● WORK ITEM: Below is a block of records. Copy every line in it that contains the word "data".

[THE RECORDS]

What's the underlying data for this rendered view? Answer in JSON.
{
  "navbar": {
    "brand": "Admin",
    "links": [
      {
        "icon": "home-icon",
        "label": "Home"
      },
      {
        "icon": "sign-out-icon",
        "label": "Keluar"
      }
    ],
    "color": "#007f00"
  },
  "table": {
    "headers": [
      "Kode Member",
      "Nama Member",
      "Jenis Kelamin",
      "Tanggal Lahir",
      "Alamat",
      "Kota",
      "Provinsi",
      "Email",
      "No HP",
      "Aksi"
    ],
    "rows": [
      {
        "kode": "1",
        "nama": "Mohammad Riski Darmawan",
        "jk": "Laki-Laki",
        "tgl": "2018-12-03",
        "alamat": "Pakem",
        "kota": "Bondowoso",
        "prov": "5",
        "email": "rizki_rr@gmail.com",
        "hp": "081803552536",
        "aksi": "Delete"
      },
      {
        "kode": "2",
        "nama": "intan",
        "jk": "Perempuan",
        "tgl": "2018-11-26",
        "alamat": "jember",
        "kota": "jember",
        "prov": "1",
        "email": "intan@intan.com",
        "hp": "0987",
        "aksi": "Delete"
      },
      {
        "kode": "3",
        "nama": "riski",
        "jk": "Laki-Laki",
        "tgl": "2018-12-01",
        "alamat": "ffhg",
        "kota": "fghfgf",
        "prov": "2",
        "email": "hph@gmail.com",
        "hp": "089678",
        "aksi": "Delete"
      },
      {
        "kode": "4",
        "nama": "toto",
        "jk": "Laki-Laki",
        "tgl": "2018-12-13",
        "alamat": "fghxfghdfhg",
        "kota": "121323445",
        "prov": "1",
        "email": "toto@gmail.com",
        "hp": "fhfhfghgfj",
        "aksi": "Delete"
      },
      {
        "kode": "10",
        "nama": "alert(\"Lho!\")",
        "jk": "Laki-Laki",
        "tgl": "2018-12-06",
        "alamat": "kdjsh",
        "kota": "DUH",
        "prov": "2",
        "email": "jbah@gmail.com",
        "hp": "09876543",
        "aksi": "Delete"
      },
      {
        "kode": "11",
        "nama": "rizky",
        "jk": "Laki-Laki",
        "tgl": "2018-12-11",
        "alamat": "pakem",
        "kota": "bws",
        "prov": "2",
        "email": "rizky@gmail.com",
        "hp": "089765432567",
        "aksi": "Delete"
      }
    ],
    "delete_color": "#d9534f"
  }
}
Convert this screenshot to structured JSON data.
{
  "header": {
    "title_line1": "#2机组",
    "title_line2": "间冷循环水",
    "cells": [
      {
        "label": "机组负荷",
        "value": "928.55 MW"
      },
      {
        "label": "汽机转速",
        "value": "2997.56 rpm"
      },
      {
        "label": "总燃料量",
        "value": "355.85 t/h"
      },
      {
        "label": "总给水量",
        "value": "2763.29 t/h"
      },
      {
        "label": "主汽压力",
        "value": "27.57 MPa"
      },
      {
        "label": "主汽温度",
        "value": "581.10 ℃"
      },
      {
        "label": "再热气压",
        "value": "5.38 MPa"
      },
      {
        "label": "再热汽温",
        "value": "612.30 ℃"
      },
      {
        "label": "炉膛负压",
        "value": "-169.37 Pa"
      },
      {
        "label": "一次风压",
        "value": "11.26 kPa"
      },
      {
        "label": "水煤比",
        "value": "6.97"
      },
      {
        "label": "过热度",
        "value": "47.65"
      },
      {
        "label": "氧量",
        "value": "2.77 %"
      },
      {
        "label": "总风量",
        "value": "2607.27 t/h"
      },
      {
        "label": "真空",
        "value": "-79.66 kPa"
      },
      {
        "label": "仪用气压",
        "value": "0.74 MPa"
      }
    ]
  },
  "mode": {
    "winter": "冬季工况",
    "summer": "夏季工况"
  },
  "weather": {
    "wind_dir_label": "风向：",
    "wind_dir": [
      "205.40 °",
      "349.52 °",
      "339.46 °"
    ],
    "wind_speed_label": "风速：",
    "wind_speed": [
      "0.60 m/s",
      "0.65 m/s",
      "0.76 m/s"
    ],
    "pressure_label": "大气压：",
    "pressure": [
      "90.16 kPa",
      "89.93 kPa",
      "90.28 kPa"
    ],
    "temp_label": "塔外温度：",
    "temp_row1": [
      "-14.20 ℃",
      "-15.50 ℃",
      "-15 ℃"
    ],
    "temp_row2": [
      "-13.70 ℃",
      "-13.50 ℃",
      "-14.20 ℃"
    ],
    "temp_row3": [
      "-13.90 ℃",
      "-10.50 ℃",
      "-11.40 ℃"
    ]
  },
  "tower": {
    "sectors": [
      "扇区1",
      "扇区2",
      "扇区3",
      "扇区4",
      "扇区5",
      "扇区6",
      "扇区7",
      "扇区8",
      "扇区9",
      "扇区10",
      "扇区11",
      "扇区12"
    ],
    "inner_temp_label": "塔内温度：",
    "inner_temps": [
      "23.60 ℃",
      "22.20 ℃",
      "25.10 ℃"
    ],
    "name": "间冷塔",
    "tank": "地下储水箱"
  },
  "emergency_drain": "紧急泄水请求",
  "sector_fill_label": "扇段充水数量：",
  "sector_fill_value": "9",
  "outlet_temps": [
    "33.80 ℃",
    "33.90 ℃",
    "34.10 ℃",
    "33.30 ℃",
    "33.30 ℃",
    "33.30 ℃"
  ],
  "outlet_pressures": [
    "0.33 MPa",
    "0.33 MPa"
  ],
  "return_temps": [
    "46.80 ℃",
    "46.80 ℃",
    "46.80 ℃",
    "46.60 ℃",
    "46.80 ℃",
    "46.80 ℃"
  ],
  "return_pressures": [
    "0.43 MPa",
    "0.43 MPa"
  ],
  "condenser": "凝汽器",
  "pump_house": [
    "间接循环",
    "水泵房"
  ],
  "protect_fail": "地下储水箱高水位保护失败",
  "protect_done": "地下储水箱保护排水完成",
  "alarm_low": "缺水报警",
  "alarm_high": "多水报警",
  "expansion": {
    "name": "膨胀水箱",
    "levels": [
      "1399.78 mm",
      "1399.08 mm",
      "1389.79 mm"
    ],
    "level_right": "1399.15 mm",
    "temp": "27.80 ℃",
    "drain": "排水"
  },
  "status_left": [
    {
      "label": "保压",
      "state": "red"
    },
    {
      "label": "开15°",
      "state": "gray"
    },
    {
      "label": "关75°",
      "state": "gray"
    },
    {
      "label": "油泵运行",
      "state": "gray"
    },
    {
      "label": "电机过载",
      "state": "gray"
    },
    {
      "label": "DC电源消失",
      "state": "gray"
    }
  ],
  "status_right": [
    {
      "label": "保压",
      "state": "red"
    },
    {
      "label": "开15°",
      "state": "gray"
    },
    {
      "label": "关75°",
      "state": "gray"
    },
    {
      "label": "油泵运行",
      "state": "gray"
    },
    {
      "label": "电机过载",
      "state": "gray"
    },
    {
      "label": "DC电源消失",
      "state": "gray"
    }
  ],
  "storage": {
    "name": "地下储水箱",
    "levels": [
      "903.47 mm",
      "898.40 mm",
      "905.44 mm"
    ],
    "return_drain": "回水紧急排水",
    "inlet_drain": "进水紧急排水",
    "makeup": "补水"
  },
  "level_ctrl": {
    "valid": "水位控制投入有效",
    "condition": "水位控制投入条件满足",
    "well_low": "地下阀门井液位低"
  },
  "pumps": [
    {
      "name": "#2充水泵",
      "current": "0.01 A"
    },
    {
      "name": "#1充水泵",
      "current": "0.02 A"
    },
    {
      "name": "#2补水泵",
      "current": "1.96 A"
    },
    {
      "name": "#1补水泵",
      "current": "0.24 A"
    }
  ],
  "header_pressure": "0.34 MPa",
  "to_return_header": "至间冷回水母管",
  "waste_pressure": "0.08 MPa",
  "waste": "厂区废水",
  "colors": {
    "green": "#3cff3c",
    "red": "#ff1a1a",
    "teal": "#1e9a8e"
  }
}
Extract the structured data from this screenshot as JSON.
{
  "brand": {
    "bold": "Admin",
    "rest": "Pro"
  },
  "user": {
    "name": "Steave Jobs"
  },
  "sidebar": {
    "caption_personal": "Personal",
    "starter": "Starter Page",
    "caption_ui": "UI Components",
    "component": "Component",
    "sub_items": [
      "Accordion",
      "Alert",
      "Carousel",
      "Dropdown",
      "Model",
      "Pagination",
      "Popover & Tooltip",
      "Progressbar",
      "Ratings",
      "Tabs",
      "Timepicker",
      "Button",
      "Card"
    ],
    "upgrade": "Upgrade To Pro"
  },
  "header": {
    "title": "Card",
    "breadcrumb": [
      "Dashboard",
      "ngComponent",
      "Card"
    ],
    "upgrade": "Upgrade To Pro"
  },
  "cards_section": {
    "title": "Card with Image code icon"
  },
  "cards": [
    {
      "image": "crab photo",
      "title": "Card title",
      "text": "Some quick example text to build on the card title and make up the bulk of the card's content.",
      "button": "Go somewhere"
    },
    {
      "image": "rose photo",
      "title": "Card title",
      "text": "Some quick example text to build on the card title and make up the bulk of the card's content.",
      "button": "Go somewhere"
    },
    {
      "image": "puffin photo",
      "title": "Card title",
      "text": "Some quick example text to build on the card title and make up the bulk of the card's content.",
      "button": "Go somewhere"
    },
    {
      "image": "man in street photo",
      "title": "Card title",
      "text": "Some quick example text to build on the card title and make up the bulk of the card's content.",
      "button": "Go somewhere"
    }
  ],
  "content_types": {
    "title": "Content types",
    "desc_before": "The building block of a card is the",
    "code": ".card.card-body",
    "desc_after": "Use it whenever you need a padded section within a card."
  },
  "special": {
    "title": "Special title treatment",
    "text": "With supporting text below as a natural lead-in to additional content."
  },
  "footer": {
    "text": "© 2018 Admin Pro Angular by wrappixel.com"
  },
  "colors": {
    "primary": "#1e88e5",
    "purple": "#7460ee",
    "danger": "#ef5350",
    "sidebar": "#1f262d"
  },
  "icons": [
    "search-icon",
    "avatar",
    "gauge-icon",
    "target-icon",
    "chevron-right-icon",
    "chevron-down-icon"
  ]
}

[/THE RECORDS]

● EXERCISE SOLUTION:
What's the underlying data for this rendered view? Answer in JSON.
Convert this screenshot to structured JSON data.
Extract the structured data from this screenshot as JSON.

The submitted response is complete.